Rahul’s train of thought shouldn’t affect private sector entry

All politicians are socialists in India but some are more socialist than others. Those in the Opposition belong to the second category. Typically, they oppose everything that government does, but they oppose anything pro-market more than they oppose anything else. Congress leader Rahul Gandhi’s criticism of the Narendra Modi government’s proposal to let private companies run some trains is symptomatic of this political malaise.

The Ministry of Railways has invited request for qualifications or RFQs for private participation for operation of passenger train services over 109 routes through introduction of 151 modern trains, an official press release said. Every train will have a minimum of 16 coaches.

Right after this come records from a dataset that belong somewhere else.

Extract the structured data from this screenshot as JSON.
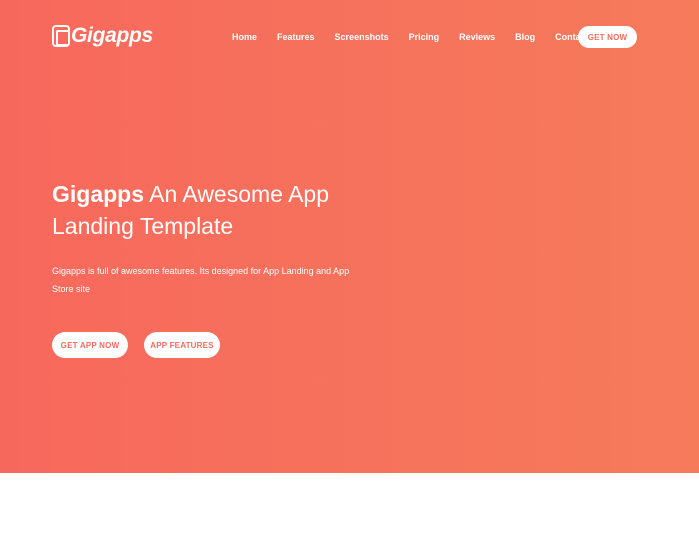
{
  "brand": {
    "logo_text": "Gigapps"
  },
  "nav": {
    "links": [
      "Home",
      "Features",
      "Screenshots",
      "Pricing",
      "Reviews",
      "Blog",
      "Contact"
    ],
    "cta": "GET NOW"
  },
  "hero": {
    "headline_brand": "Gigapps",
    "headline_rest": " An Awesome App Landing Template",
    "subtext": "Gigapps is full of awesome features. Its designed for App Landing and App Store site",
    "buttons": [
      "GET APP NOW",
      "APP FEATURES"
    ]
  },
  "colors": {
    "gradient_start": "#f7685c",
    "gradient_end": "#f67b5b",
    "button_text": "#f46a5e"
  }
}
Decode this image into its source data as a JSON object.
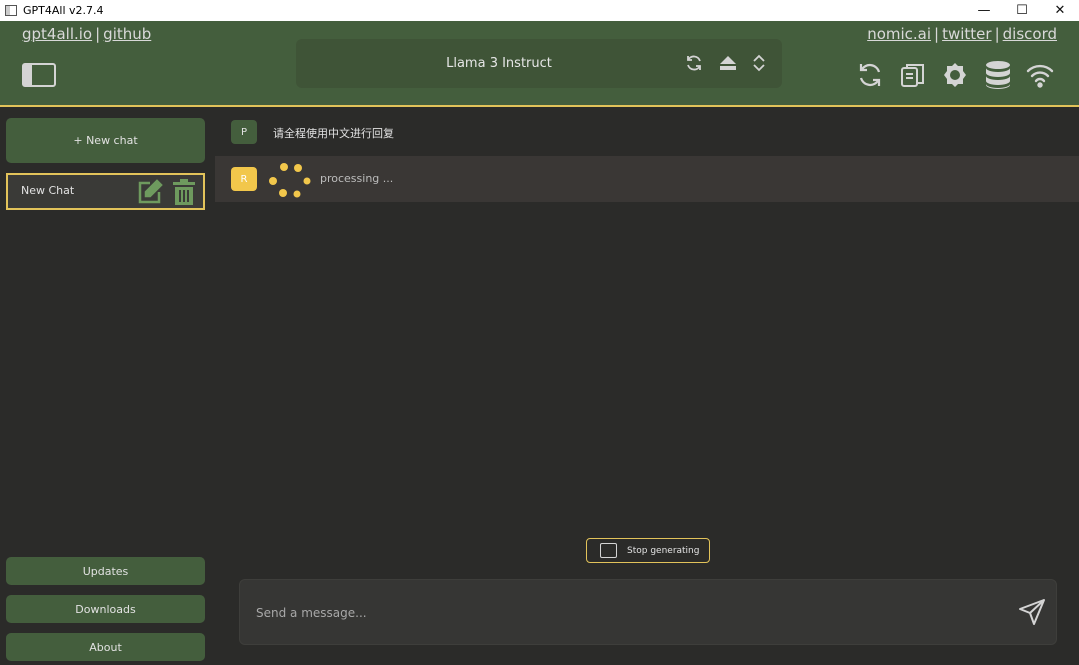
{
  "window": {
    "title": "GPT4All v2.7.4",
    "controls": {
      "minimize": "—",
      "maximize": "☐",
      "close": "✕"
    }
  },
  "header": {
    "links_left": [
      "gpt4all.io",
      "github"
    ],
    "links_right": [
      "nomic.ai",
      "twitter",
      "discord"
    ],
    "separator": "|",
    "model_name": "Llama 3 Instruct",
    "icons": [
      "sidebar-toggle-icon",
      "reload-icon",
      "eject-icon",
      "select-arrows-icon",
      "regenerate-icon",
      "copy-icon",
      "settings-icon",
      "database-icon",
      "network-icon"
    ]
  },
  "sidebar": {
    "new_chat_label": "+ New chat",
    "chats": [
      {
        "label": "New Chat"
      }
    ],
    "updates_label": "Updates",
    "downloads_label": "Downloads",
    "about_label": "About"
  },
  "conversation": {
    "messages": [
      {
        "avatar": "P",
        "text": "请全程使用中文进行回复"
      },
      {
        "avatar": "R",
        "text": "processing ..."
      }
    ],
    "stop_label": "Stop generating",
    "input_placeholder": "Send a message..."
  },
  "colors": {
    "header_bg": "#445e3d",
    "accent": "#e2c35a",
    "body_bg": "#2b2b29",
    "response_avatar": "#f2c74b"
  }
}
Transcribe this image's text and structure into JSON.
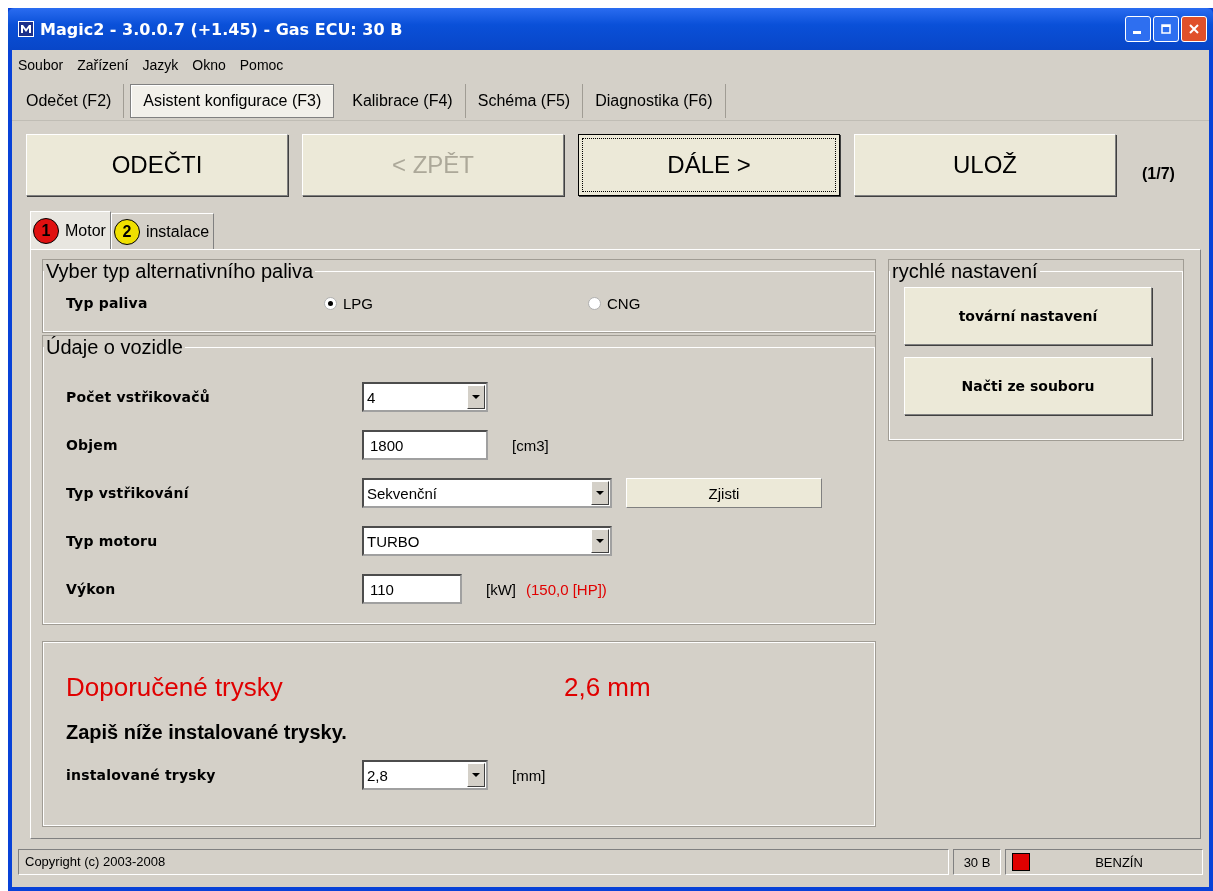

“The project would entail private sector investment of about Rs 30,000 crore. This is the first initiative of private investment for running passenger trains over Indian Railways network,” the release said.

A majority of trains will be manufactured in India, it said, adding that the private entity shall be responsible for financing, procuring, operation and maintenance of the trains. “Trains shall be designed for a maximum speed of 160 kmph. There would be a substantial reduction in journey time. The running time taken by a train shall be comparable to or faster than the fastest train of Indian Railways operating in the respective route.”

By any reckoning, this is a good step. This will improve the infrastructure without costing the government anything. Further, it will help passengers, as they will get more choice and better service. Demand is huge, as evident from the long waiting lists of trains. This is a win-win-win proposition—for the government, private parties, and passengers.

But anything economically sensible is politically unacceptable. “The Railways are the lifeline for the poor and the government is taking it away from them. Take away what you can. But do remember, the people will give a befitting response to this,” Gandhi tweeted in Hindi.

But, Mr. Gandhi, how is the government taking Railways away from the poor? Would they not be allowed to board a private train? Has any company—Indian or multinational, private or public sector—ever barred a section of society from using the goods and services it sells?

Gandhi should get real. There are thousands of goods and services every person, rich or poor, needs—from soaps and cycles to the skills of plumbers and electricians. Most of these needs are met by private persons and companies. The same will happen with private trains.

The government run by his own party during 2004-14 recognized this reality. This was the reason that it favored private sector participation in Railways. Economic Survey 2011-12 said, “In order to attract private capital for accelerated construction of fixed rail infrastructure, the Ministry of Railways has formulated PPP [public-private partnership] investment models for its existing shelf of projects and new projects. The Ministry is in the process of finalizing a comprehensive draft policy containing six models for specific categories of projects.”

Economic Survey 2012-13 also emphasized upon the “PPP mode” for the setting up of cold storage and temperature-controlled perishable cargo centres.

What was good under the Congress-led government can’t be bad under a regime under the Bharatiya Janata Party. Petty politicking, socialist claptrap, and sanctimonious gibberish shouldn’t be allowed to hurt the good decision of private trains..